If I could allow myself to be a lazy reviewer, I would review this category with one word: perfect.
Unfortunately, it seems like reviewers need to go into details (you know, in order to prove our point and such). To be honest, I have absolutely nothing bad to say about the characters of this show. They’re complex, strong, real, heart-warming – there are no main characters in the show who could have been erased while keeping the show going as well as it did. Their complexity went way beyond anything I thought was ever possible in anime, and took me on an emotional ride full of smiles and tears before I knew it.
What surprised me though, was to see Chisaki and Miuna coming out of the shadows to steal the spotlight away from Hikari, in order to get even more character development than Hikari could have ever had. The kind-hearted Miuna, whom we see for the whole first half of the show as a small child, is completely different from the Miuna as a tenager; and yet, it makes sense to see her become that way.
Meanwhile, Chisaki, the mature friend whose job in anime is usually to help the main couple get together and to hide her love, turns out to be anything but mature and breaks down into a weak, but incredibly self-reflective character with the potential to become an amazing person. The fact that these two characters, whom we see in the beginning to be simply side characters, come around and steal the spotlight for more than half the show shows the complexity of all the characters who are part of the show, and showing the reality of life: everyone has a story to tell, and goes through experiences which may or may not be similar to what these teenagers lived through.
There is something contradictory to Nagi no Asukara‘s art: in the moments where art needs to be beautiful, it is absolutely gorgeous; and in the moments where art needs to be okay, it is absolutely awful.
For the most part of the show, the art is on par with any of the prettiest shows out there.

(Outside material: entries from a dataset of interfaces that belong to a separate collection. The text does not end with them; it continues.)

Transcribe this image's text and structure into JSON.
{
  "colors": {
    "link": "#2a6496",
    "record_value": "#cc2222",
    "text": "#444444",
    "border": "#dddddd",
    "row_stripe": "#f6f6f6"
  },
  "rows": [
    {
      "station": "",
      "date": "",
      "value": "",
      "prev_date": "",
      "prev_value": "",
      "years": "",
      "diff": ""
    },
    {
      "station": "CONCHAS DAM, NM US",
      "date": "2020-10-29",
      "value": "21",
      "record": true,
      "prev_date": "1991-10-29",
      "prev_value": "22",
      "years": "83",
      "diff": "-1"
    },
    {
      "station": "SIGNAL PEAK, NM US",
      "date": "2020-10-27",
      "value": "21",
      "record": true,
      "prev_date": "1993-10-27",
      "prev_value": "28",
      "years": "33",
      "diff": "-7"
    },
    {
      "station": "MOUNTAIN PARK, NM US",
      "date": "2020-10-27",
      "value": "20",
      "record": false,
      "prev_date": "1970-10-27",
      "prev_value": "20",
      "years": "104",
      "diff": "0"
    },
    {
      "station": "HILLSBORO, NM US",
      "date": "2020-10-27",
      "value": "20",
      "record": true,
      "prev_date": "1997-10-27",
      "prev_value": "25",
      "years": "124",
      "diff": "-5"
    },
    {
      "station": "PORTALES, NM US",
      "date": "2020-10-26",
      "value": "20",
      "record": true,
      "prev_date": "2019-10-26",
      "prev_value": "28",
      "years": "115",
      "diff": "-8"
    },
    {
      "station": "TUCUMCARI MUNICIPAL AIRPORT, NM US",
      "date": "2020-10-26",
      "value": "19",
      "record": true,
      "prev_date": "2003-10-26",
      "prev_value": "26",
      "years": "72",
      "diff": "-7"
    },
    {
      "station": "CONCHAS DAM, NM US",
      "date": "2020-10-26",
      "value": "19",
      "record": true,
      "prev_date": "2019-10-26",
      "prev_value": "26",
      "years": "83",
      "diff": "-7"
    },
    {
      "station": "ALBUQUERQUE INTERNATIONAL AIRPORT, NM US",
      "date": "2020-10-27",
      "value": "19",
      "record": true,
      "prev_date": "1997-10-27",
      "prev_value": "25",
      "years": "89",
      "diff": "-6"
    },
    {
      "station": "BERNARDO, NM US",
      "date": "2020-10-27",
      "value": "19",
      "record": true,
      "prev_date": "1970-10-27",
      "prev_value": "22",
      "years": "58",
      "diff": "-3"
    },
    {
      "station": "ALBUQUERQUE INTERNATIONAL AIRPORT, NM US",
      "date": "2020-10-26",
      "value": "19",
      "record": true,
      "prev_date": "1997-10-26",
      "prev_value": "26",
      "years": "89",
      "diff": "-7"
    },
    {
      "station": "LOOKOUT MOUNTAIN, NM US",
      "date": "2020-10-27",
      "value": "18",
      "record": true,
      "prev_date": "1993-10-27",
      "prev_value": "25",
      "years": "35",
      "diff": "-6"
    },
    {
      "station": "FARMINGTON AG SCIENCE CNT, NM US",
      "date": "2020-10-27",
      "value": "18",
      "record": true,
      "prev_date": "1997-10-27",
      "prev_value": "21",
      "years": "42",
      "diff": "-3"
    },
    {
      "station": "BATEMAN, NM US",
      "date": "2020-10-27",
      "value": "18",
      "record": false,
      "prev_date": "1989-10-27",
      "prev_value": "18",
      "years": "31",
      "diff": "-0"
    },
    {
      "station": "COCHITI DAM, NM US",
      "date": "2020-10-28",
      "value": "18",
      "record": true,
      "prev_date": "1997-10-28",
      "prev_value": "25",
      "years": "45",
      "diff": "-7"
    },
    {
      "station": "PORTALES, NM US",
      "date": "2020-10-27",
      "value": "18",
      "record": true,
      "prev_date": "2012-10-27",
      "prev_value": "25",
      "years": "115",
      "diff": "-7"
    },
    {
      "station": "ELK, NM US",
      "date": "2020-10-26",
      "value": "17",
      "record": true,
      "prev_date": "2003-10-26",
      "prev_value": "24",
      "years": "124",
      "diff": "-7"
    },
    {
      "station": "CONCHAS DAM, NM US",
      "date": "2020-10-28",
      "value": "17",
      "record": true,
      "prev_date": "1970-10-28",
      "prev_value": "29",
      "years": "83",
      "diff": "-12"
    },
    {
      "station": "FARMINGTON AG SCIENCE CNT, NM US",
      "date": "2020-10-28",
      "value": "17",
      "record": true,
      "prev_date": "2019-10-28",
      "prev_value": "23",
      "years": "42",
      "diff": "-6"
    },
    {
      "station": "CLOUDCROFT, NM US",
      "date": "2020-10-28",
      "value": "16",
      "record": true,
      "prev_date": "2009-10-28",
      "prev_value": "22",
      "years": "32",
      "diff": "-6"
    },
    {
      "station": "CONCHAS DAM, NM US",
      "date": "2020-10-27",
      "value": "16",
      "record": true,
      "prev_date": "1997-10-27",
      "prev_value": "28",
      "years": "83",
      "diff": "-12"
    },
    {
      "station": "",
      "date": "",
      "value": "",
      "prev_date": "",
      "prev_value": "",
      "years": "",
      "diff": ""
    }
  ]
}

The beauty of the characters, the eyes, and especially the backgrounds, are all well done and blend in so well with each other that probably half of the screencaps I took for this show could fit as a desktop background without anyone seeing any problems with it. In fact, this show is definitely one of the prettiest jewels I’ve seen in terms of its art.
So why, why does it then show me something like this?!
What I see here, is either a huge miscalculation of deadlines, or just plain laziness. I understand that certain scenes don’t require the same artistic beauty and detail as others, but to show a scene drawn so sketchily just gives me shivers and disappoints me. In terms of its art, Nagi no Asukara would deserve 11/10 if it wasn’t for scenes like this; hence why the grade dropped quite a bit from my original opinion. The first half of Nagi no Asukara is better at hiding such details, but the second half truly left me in awe as to the contrast between the show’s high/low quality art. It’s like an itch in the back of my neck which just won’t stop bothering me.
Despite this, I guess this detail is probably the only technicality which actually bothered me. The soundtrack was gorgeous, the OP and ED themes were fine (especially the first Opening theme, which was much more than fine), and the few scenes which required more fast-paced animation (such as the first Ofunehiki celebration) were full of quality. For this reason, Nagi no Asukara still gets a pretty high mark for its technicalities; if it wasn’t for that part of my neck which won’t stop itching, you can imagine that the mark would be even higher.
Is Nagi no Asukara good? It is an amazing slice of life/drama, and has really complex characters, definitely making it a good show.
Should I watch it? If you like the genre, yes. However, it doesn’t have flashy explosions or particularly active scenes apart from its emotional moments, so people who have no hearts shouldn’t watch it
Overall Rating: 9/10